Water Rights

July 19, 2015, 9am PDT
California’s drought has the State Water Resources Control Board in "hyperdrive"—rushing to fill the gaps of a historic water-rights system, settle disputes over water use, and lay the groundwork for a sustainable future.
The Planning Report
July 27, 2010, 5am PDT
Despite flowing through ten different nations, the Nile's water is only technically the property of Egypt and Sudan. The other eight nations are trying to change that. But as the debate heats up, the river's ecosystem may be caught in the cross-fire.
Yale Environment 360
March 17, 2010, 6am PDT
The Colorado River Delta is in tough shape once it ventures into Mexico. But now, a group of NGOs and local governments are showing how the sensitive area can be kept clean.
Miller-McCune Magazine
February 5, 2010, 5am PST
A recent water rights ruling in Nevada could potentially endanger the validity of nearly 15,000 water rights in the state dating back to 1947. As a result, new applications for water rights are flooding state offices.
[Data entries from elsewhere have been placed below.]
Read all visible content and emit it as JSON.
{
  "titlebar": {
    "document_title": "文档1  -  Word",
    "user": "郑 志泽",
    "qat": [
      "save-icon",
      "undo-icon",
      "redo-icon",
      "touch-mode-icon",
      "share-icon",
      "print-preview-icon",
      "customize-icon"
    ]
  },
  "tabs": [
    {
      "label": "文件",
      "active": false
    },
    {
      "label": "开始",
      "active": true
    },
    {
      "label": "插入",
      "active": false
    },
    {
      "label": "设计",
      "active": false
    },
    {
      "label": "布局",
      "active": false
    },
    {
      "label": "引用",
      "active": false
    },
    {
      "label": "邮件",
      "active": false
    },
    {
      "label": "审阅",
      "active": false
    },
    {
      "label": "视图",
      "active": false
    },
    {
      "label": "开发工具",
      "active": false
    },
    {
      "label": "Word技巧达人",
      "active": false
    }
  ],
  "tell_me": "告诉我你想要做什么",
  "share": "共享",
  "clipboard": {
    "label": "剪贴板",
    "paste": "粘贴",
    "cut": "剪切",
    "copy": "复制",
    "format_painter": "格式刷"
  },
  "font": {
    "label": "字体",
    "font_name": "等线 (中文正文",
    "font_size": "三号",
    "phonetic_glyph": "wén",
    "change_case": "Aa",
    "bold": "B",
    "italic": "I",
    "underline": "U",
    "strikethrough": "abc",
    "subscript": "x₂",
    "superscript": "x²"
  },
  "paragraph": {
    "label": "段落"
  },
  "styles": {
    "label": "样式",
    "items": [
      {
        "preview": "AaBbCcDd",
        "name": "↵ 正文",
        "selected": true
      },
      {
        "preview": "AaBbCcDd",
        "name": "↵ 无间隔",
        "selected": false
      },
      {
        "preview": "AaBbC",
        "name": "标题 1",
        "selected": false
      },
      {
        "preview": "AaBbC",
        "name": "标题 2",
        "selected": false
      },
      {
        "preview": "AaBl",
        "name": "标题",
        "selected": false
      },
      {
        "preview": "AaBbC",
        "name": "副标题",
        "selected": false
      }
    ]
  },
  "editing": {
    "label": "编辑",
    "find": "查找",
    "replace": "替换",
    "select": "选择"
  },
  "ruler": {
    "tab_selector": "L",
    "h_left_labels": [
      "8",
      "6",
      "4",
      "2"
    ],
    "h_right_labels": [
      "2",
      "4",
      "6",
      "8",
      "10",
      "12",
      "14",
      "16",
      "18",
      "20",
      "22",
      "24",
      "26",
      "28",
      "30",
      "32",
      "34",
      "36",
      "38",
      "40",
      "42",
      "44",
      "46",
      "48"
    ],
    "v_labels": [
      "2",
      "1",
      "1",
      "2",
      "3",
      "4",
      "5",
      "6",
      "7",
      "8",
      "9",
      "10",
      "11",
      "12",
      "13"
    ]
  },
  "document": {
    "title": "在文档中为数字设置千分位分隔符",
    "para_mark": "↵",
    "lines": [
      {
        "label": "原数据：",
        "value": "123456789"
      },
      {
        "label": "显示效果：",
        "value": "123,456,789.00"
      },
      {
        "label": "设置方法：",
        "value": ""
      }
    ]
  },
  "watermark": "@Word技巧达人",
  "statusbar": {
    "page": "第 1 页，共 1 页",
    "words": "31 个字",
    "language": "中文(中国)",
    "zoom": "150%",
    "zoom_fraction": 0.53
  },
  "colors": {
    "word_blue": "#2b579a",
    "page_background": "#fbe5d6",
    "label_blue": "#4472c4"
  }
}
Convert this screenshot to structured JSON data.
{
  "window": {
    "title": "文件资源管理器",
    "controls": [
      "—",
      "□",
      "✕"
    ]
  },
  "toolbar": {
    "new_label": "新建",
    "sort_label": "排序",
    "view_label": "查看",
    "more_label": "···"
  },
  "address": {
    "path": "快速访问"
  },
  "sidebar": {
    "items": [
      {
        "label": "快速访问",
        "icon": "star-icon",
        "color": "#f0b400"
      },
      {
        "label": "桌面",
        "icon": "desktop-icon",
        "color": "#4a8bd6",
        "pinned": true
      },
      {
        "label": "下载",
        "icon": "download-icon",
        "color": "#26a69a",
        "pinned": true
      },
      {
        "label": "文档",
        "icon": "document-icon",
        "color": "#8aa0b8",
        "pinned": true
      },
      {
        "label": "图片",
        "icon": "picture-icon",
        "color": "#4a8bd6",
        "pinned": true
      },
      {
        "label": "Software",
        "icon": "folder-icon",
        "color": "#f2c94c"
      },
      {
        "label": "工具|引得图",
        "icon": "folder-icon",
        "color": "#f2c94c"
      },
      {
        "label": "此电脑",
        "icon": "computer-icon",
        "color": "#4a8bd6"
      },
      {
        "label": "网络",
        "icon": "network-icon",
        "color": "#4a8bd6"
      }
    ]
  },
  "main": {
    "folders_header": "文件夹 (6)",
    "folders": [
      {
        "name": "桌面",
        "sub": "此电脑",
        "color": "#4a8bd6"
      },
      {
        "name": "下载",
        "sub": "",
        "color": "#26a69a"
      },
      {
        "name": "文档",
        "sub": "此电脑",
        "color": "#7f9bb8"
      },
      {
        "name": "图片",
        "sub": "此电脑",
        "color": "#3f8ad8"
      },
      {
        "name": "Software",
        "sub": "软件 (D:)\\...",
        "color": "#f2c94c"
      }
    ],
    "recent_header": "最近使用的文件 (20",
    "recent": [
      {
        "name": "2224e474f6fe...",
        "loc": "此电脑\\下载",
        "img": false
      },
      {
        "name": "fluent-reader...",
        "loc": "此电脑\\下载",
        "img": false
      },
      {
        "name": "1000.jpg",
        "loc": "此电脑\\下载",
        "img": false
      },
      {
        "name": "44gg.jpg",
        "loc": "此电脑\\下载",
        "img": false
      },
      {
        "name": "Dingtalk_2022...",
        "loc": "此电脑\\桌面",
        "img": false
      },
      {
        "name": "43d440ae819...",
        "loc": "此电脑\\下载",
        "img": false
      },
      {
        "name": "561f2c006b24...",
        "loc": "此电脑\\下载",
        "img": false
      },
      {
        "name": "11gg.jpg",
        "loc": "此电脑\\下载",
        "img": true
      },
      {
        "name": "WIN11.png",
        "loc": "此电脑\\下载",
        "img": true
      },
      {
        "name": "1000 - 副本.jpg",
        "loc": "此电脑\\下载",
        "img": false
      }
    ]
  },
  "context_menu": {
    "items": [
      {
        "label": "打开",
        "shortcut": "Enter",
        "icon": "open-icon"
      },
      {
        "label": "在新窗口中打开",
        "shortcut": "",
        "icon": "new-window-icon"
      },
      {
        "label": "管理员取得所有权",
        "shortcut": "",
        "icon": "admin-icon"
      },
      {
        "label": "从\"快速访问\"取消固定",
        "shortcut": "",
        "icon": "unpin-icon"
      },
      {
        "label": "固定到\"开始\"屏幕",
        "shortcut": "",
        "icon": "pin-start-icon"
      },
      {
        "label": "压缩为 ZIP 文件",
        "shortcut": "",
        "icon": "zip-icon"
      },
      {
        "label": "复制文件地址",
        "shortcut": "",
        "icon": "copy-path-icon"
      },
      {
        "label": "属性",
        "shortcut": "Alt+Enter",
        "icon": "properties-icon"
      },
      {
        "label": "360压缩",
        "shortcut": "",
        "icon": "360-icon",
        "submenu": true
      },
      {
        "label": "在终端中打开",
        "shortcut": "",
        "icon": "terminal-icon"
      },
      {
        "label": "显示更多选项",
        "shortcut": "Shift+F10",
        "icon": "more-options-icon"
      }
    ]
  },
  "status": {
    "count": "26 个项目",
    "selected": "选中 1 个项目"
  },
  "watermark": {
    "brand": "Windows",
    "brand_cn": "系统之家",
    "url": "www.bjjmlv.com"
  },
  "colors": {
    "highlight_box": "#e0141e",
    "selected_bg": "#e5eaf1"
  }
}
Las Vegas Review-Journal
January 30, 2010, 11am PST
Plans by Las Vegas officials to siphon water from northern Nevada down to the growing city may have hit a wall, as a recent ruling from the state Supreme Court found fault with the region's water rights application process.
Los Angeles Times
January 20, 2010, 9am PST
By combining three water purchasing approaches -- permanent rights, options and leases -- cities can better manage water supplies to avoid high costs and supply reductions, according to a new study.
Penn State Live
January 12, 2010, 8am PST
Negotiations between the states of Georgia, Alabama and Florida can remain secret, according to a recent federal ruling.
The Atlanta Journal-Constitution
July 14, 2009, 11am PDT
This interactive map from <em>Good</em>'s Water issue highlight seven regions in the world that are likely to experience conflict over water shortages.
Good
June 30, 2009, 8am PDT
Two new laws in Colorado make legal the formerly prohibited act of collecting rainwater. Other states aren't so lenient.
The New York Times